Ask your vet for a personalized recommendation, but typically vets say you should brush a healthy dog’s teeth at least one to two times per week. Every day is best.

Dog Dental Care at the Vet

hand brushing dog’s tooth for dental care

If your dog yelps, cries, or shows other signs of pain, tooth decay, or gum disease, take them to the vet for a check up as soon as possible.

Also, take your dog to the vet for a checkup if they have persistent bad breath, loose teeth, excessive drooling, or loss of appetite or weight.

Typically, an annual cleaning at the vet is enough to keep your dog’s mouth healthy. Some dogs, such as older dogs, dogs who have had poor dental attention in the past, or small breed dogs may need cleanings more often.

Many dogs are able to get a proper cleaning without anesthesia. For severe cases, a deep cleaning under anesthesia may be required.

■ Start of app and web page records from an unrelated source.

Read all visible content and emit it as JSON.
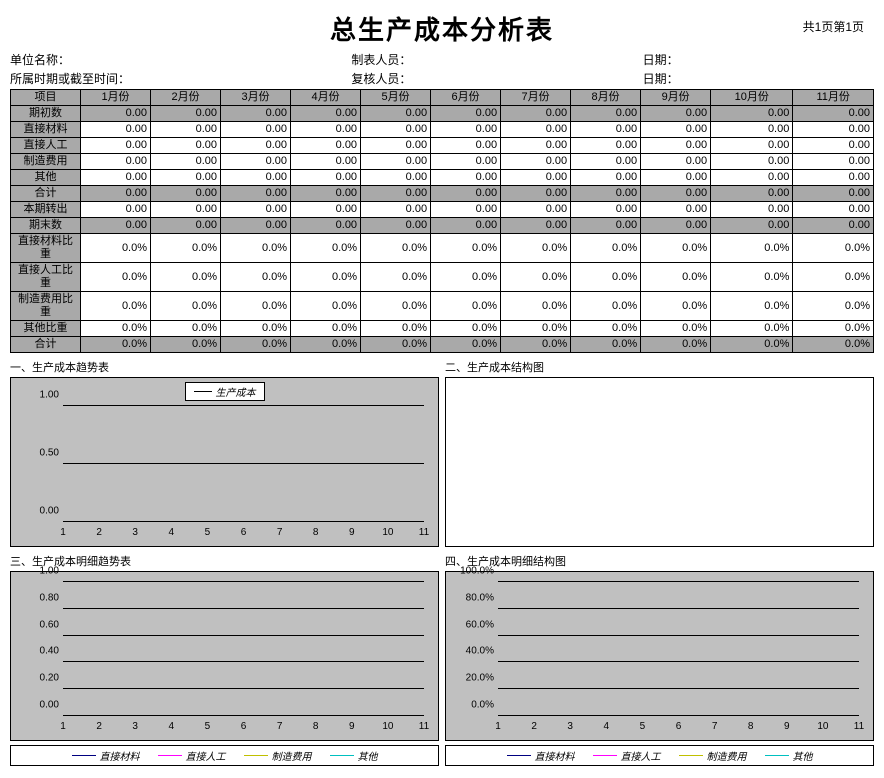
{
  "title": "总生产成本分析表",
  "page_label": "共1页第1页",
  "meta": {
    "row1_left": "单位名称：",
    "row1_mid": "制表人员：",
    "row1_right": "日期：",
    "row2_left": "所属时期或截至时间：",
    "row2_mid": "复核人员：",
    "row2_right": "日期："
  },
  "table": {
    "col_header": [
      "项目",
      "1月份",
      "2月份",
      "3月份",
      "4月份",
      "5月份",
      "6月份",
      "7月份",
      "8月份",
      "9月份",
      "10月份",
      "11月份"
    ],
    "rows": [
      {
        "label": "期初数",
        "shaded": true,
        "vals": [
          "0.00",
          "0.00",
          "0.00",
          "0.00",
          "0.00",
          "0.00",
          "0.00",
          "0.00",
          "0.00",
          "0.00",
          "0.00"
        ]
      },
      {
        "label": "直接材料",
        "shaded": false,
        "vals": [
          "0.00",
          "0.00",
          "0.00",
          "0.00",
          "0.00",
          "0.00",
          "0.00",
          "0.00",
          "0.00",
          "0.00",
          "0.00"
        ]
      },
      {
        "label": "直接人工",
        "shaded": false,
        "vals": [
          "0.00",
          "0.00",
          "0.00",
          "0.00",
          "0.00",
          "0.00",
          "0.00",
          "0.00",
          "0.00",
          "0.00",
          "0.00"
        ]
      },
      {
        "label": "制造费用",
        "shaded": false,
        "vals": [
          "0.00",
          "0.00",
          "0.00",
          "0.00",
          "0.00",
          "0.00",
          "0.00",
          "0.00",
          "0.00",
          "0.00",
          "0.00"
        ]
      },
      {
        "label": "其他",
        "shaded": false,
        "vals": [
          "0.00",
          "0.00",
          "0.00",
          "0.00",
          "0.00",
          "0.00",
          "0.00",
          "0.00",
          "0.00",
          "0.00",
          "0.00"
        ]
      },
      {
        "label": "合计",
        "shaded": true,
        "vals": [
          "0.00",
          "0.00",
          "0.00",
          "0.00",
          "0.00",
          "0.00",
          "0.00",
          "0.00",
          "0.00",
          "0.00",
          "0.00"
        ]
      },
      {
        "label": "本期转出",
        "shaded": false,
        "vals": [
          "0.00",
          "0.00",
          "0.00",
          "0.00",
          "0.00",
          "0.00",
          "0.00",
          "0.00",
          "0.00",
          "0.00",
          "0.00"
        ]
      },
      {
        "label": "期末数",
        "shaded": true,
        "vals": [
          "0.00",
          "0.00",
          "0.00",
          "0.00",
          "0.00",
          "0.00",
          "0.00",
          "0.00",
          "0.00",
          "0.00",
          "0.00"
        ]
      },
      {
        "label": "直接材料比重",
        "shaded": false,
        "vals": [
          "0.0%",
          "0.0%",
          "0.0%",
          "0.0%",
          "0.0%",
          "0.0%",
          "0.0%",
          "0.0%",
          "0.0%",
          "0.0%",
          "0.0%"
        ]
      },
      {
        "label": "直接人工比重",
        "shaded": false,
        "vals": [
          "0.0%",
          "0.0%",
          "0.0%",
          "0.0%",
          "0.0%",
          "0.0%",
          "0.0%",
          "0.0%",
          "0.0%",
          "0.0%",
          "0.0%"
        ]
      },
      {
        "label": "制造费用比重",
        "shaded": false,
        "vals": [
          "0.0%",
          "0.0%",
          "0.0%",
          "0.0%",
          "0.0%",
          "0.0%",
          "0.0%",
          "0.0%",
          "0.0%",
          "0.0%",
          "0.0%"
        ]
      },
      {
        "label": "其他比重",
        "shaded": false,
        "vals": [
          "0.0%",
          "0.0%",
          "0.0%",
          "0.0%",
          "0.0%",
          "0.0%",
          "0.0%",
          "0.0%",
          "0.0%",
          "0.0%",
          "0.0%"
        ]
      },
      {
        "label": "合计",
        "shaded": true,
        "vals": [
          "0.0%",
          "0.0%",
          "0.0%",
          "0.0%",
          "0.0%",
          "0.0%",
          "0.0%",
          "0.0%",
          "0.0%",
          "0.0%",
          "0.0%"
        ]
      }
    ]
  },
  "charts": {
    "c1": {
      "title": "一、生产成本趋势表",
      "legend": "生产成本"
    },
    "c2": {
      "title": "二、生产成本结构图"
    },
    "c3": {
      "title": "三、生产成本明细趋势表"
    },
    "c4": {
      "title": "四、生产成本明细结构图"
    }
  },
  "legend_items": {
    "l1": "直接材料",
    "l2": "直接人工",
    "l3": "制造费用",
    "l4": "其他"
  },
  "chart_data": [
    {
      "type": "line",
      "title": "生产成本趋势表",
      "x": [
        1,
        2,
        3,
        4,
        5,
        6,
        7,
        8,
        9,
        10,
        11
      ],
      "series": [
        {
          "name": "生产成本",
          "values": [
            0,
            0,
            0,
            0,
            0,
            0,
            0,
            0,
            0,
            0,
            0
          ]
        }
      ],
      "yticks": [
        "0.00",
        "0.50",
        "1.00"
      ],
      "ylim": [
        0,
        1
      ]
    },
    {
      "type": "bar",
      "title": "生产成本结构图",
      "categories": [],
      "values": []
    },
    {
      "type": "line",
      "title": "生产成本明细趋势表",
      "x": [
        1,
        2,
        3,
        4,
        5,
        6,
        7,
        8,
        9,
        10,
        11
      ],
      "series": [
        {
          "name": "直接材料",
          "values": [
            0,
            0,
            0,
            0,
            0,
            0,
            0,
            0,
            0,
            0,
            0
          ]
        },
        {
          "name": "直接人工",
          "values": [
            0,
            0,
            0,
            0,
            0,
            0,
            0,
            0,
            0,
            0,
            0
          ]
        },
        {
          "name": "制造费用",
          "values": [
            0,
            0,
            0,
            0,
            0,
            0,
            0,
            0,
            0,
            0,
            0
          ]
        },
        {
          "name": "其他",
          "values": [
            0,
            0,
            0,
            0,
            0,
            0,
            0,
            0,
            0,
            0,
            0
          ]
        }
      ],
      "yticks": [
        "0.00",
        "0.20",
        "0.40",
        "0.60",
        "0.80",
        "1.00"
      ],
      "ylim": [
        0,
        1
      ]
    },
    {
      "type": "line",
      "title": "生产成本明细结构图",
      "x": [
        1,
        2,
        3,
        4,
        5,
        6,
        7,
        8,
        9,
        10,
        11
      ],
      "series": [
        {
          "name": "直接材料",
          "values": [
            0,
            0,
            0,
            0,
            0,
            0,
            0,
            0,
            0,
            0,
            0
          ]
        },
        {
          "name": "直接人工",
          "values": [
            0,
            0,
            0,
            0,
            0,
            0,
            0,
            0,
            0,
            0,
            0
          ]
        },
        {
          "name": "制造费用",
          "values": [
            0,
            0,
            0,
            0,
            0,
            0,
            0,
            0,
            0,
            0,
            0
          ]
        },
        {
          "name": "其他",
          "values": [
            0,
            0,
            0,
            0,
            0,
            0,
            0,
            0,
            0,
            0,
            0
          ]
        }
      ],
      "yticks": [
        "0.0%",
        "20.0%",
        "40.0%",
        "60.0%",
        "80.0%",
        "100.0%"
      ],
      "ylim": [
        0,
        100
      ]
    }
  ]
}
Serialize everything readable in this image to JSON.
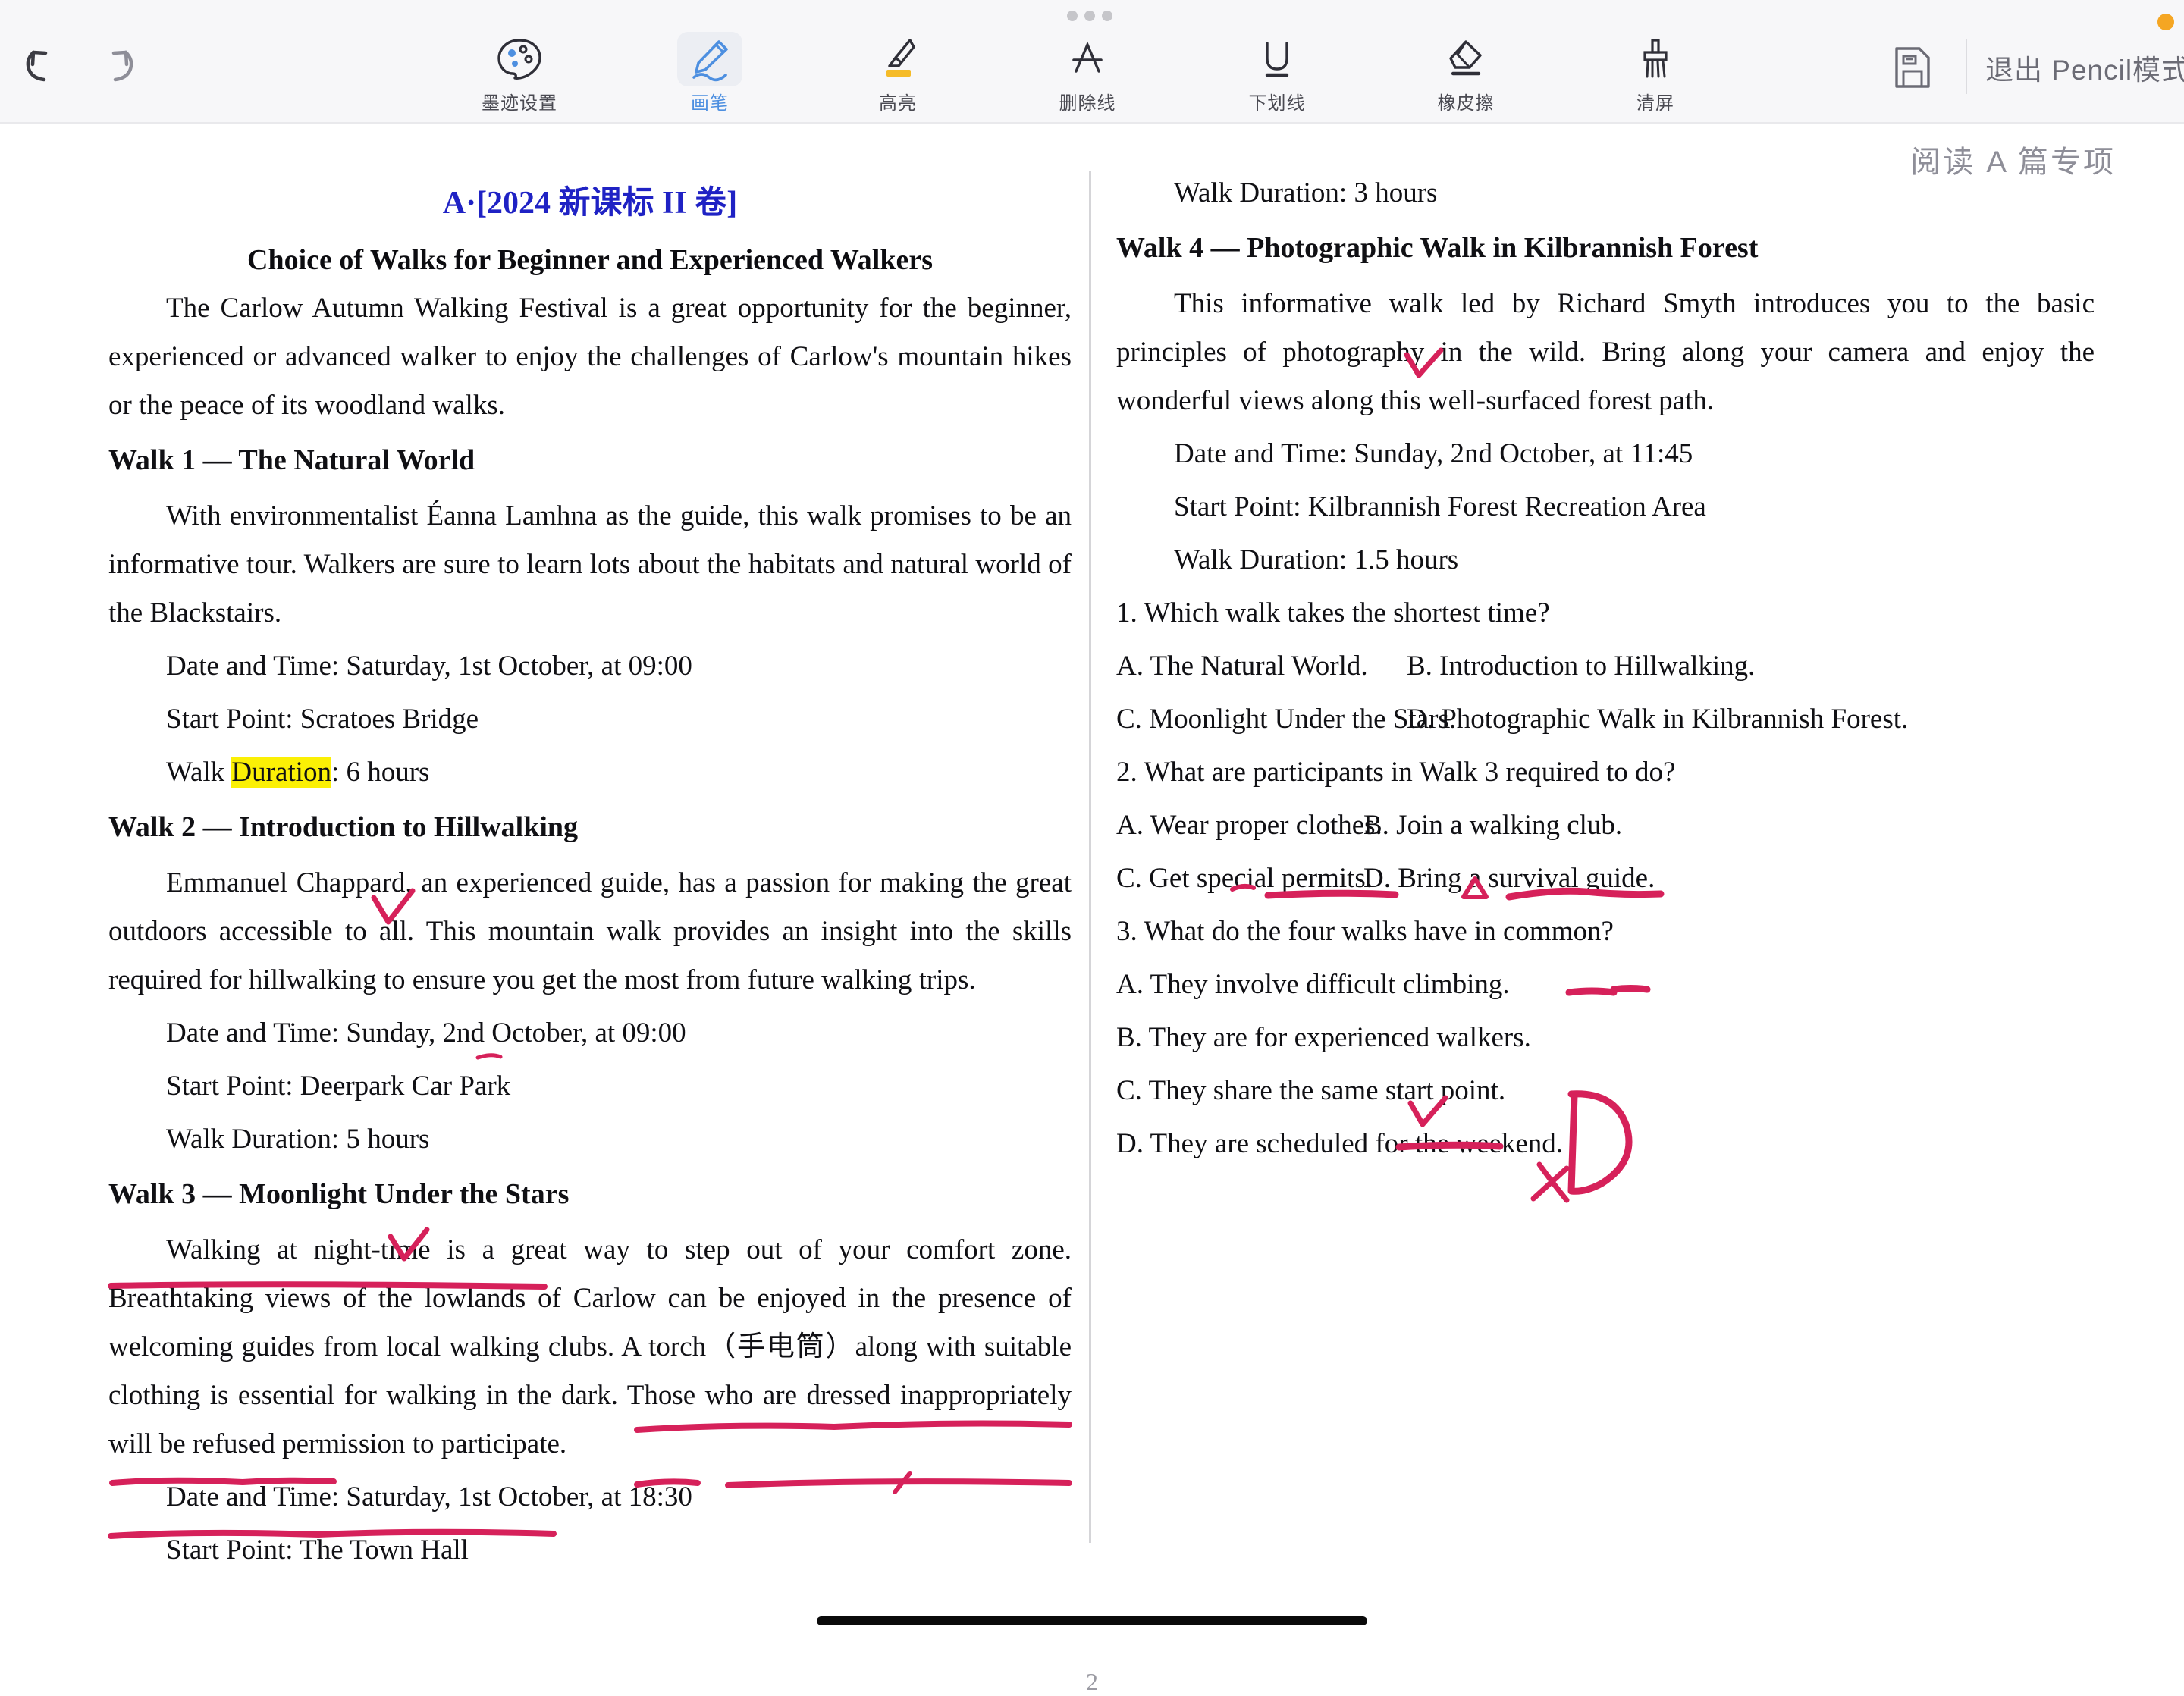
{
  "toolbar": {
    "undo": "undo-arrow",
    "redo": "redo-arrow",
    "tools": [
      {
        "id": "ink-settings",
        "label": "墨迹设置",
        "icon": "palette-icon",
        "active": false
      },
      {
        "id": "pen",
        "label": "画笔",
        "icon": "pen-icon",
        "active": true
      },
      {
        "id": "highlight",
        "label": "高亮",
        "icon": "highlighter-icon",
        "active": false
      },
      {
        "id": "strikethrough",
        "label": "删除线",
        "icon": "strikethrough-icon",
        "active": false
      },
      {
        "id": "underline",
        "label": "下划线",
        "icon": "underline-icon",
        "active": false
      },
      {
        "id": "eraser",
        "label": "橡皮擦",
        "icon": "eraser-icon",
        "active": false
      },
      {
        "id": "clear",
        "label": "清屏",
        "icon": "brush-icon",
        "active": false
      }
    ],
    "save_icon": "save-document-icon",
    "exit_label": "退出 Pencil模式",
    "accent_color": "#4d8fe0",
    "notification_dot_color": "#f5a623"
  },
  "page": {
    "section_title": "阅读 A 篇专项",
    "page_number": "2",
    "doc_title": "A·[2024 新课标 II 卷]",
    "doc_title_color": "#1f22c4",
    "doc_subtitle": "Choice of Walks for Beginner and Experienced Walkers"
  },
  "left_column": {
    "intro": "The Carlow Autumn Walking Festival is a great opportunity for the beginner, experienced or advanced walker to enjoy the challenges of Carlow's mountain hikes or the peace of its woodland walks.",
    "walk1": {
      "heading": "Walk 1 — The Natural World",
      "body": "With environmentalist Éanna Lamhna as the guide, this walk promises to be an informative tour. Walkers are sure to learn lots about the habitats and natural world of the Blackstairs.",
      "date": "Date and Time: Saturday, 1st October, at 09:00",
      "start": "Start Point: Scratoes Bridge",
      "duration_pre": "Walk ",
      "duration_hl": "Duration",
      "duration_post": ": 6 hours"
    },
    "walk2": {
      "heading": "Walk 2 — Introduction to Hillwalking",
      "body": "Emmanuel Chappard, an experienced guide, has a passion for making the great outdoors accessible to all. This mountain walk provides an insight into the skills required for hillwalking to ensure you get the most from future walking trips.",
      "date": "Date and Time: Sunday, 2nd October, at 09:00",
      "start": "Start Point: Deerpark Car Park",
      "duration": "Walk Duration: 5 hours"
    },
    "walk3": {
      "heading": "Walk 3 — Moonlight Under the Stars",
      "body": "Walking at night-time is a great way to step out of your comfort zone. Breathtaking views of the lowlands of Carlow can be enjoyed in the presence of welcoming guides from local walking clubs. A torch（手电筒）along with suitable clothing is essential for walking in the dark. Those who are dressed inappropriately will be refused permission to participate.",
      "date": "Date and Time: Saturday, 1st October, at 18:30",
      "start": "Start Point: The Town Hall"
    }
  },
  "right_column": {
    "walk3_duration": "Walk Duration: 3 hours",
    "walk4": {
      "heading": "Walk 4 — Photographic Walk in Kilbrannish Forest",
      "body": "This informative walk led by Richard Smyth introduces you to the basic principles of photography in the wild. Bring along your camera and enjoy the wonderful views along this well-surfaced forest path.",
      "date": "Date and Time: Sunday, 2nd October, at 11:45",
      "start": "Start Point: Kilbrannish Forest Recreation Area",
      "duration": "Walk Duration: 1.5 hours"
    },
    "questions": [
      {
        "stem": "1. Which walk takes the shortest time?",
        "a": "A. The Natural World.",
        "b": "B. Introduction to Hillwalking.",
        "c": "C. Moonlight Under the Stars.",
        "d": "D. Photographic Walk in Kilbrannish Forest."
      },
      {
        "stem": "2. What are participants in Walk 3 required to do?",
        "a": "A. Wear proper clothes.",
        "b": "B. Join a walking club.",
        "c": "C. Get special permits.",
        "d": "D. Bring a survival guide."
      },
      {
        "stem": "3. What do the four walks have in common?",
        "a": "A. They involve difficult climbing.",
        "b": "B. They are for experienced walkers.",
        "c": "C. They share the same start point.",
        "d": "D. They are scheduled for the weekend."
      }
    ]
  },
  "annotations": {
    "ink_color": "#d6215a",
    "highlight_color": "#fbf005",
    "handwritten_answer_q1": "D"
  }
}
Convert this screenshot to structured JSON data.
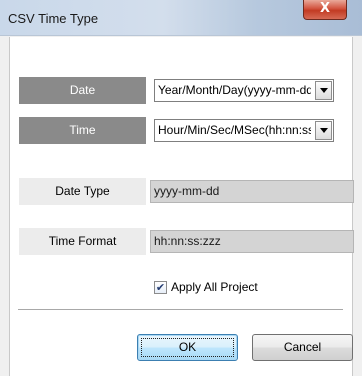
{
  "window": {
    "title": "CSV Time Type",
    "close_glyph": "X"
  },
  "date": {
    "label": "Date",
    "selected": "Year/Month/Day(yyyy-mm-dd)"
  },
  "time": {
    "label": "Time",
    "selected": "Hour/Min/Sec/MSec(hh:nn:ss:zzz)"
  },
  "date_type": {
    "label": "Date Type",
    "value": "yyyy-mm-dd"
  },
  "time_format": {
    "label": "Time Format",
    "value": "hh:nn:ss:zzz"
  },
  "apply_all": {
    "label": "Apply All Project",
    "checked": true
  },
  "buttons": {
    "ok": "OK",
    "cancel": "Cancel"
  },
  "colors": {
    "label_dark": "#8a8a8a",
    "label_light": "#ececec",
    "readonly_bg": "#d4d4d4",
    "close_red": "#c23b23"
  }
}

Many vets will typically suggest teeth cleaning when your dog, for whatever other reason, needs surgery. This is a great way for the vets to do a thorough job without hurting, stressing, or traumatizing the dog.

Other Tips and Tricks

There are also dog dental care chews, treats, and drops that can help with plaque and tartar control.

For dogs who hate brushing or owners who forget to brush their dog’s teeth often enough, these can be a great supplement to help keep your dog’s mouth healthy.

Vet Nearby is your go-to resource to find a vet or to find more informative articles for pet owners.

Do you have tips and tricks on brushing your dog’s teeth? Let us know in the comments below!

1 thought on “Happy Brushing: What You Need to Know About Dog Dental Care”

Leave a Comment

This site uses Akismet to reduce spam. Learn how your comment data is processed.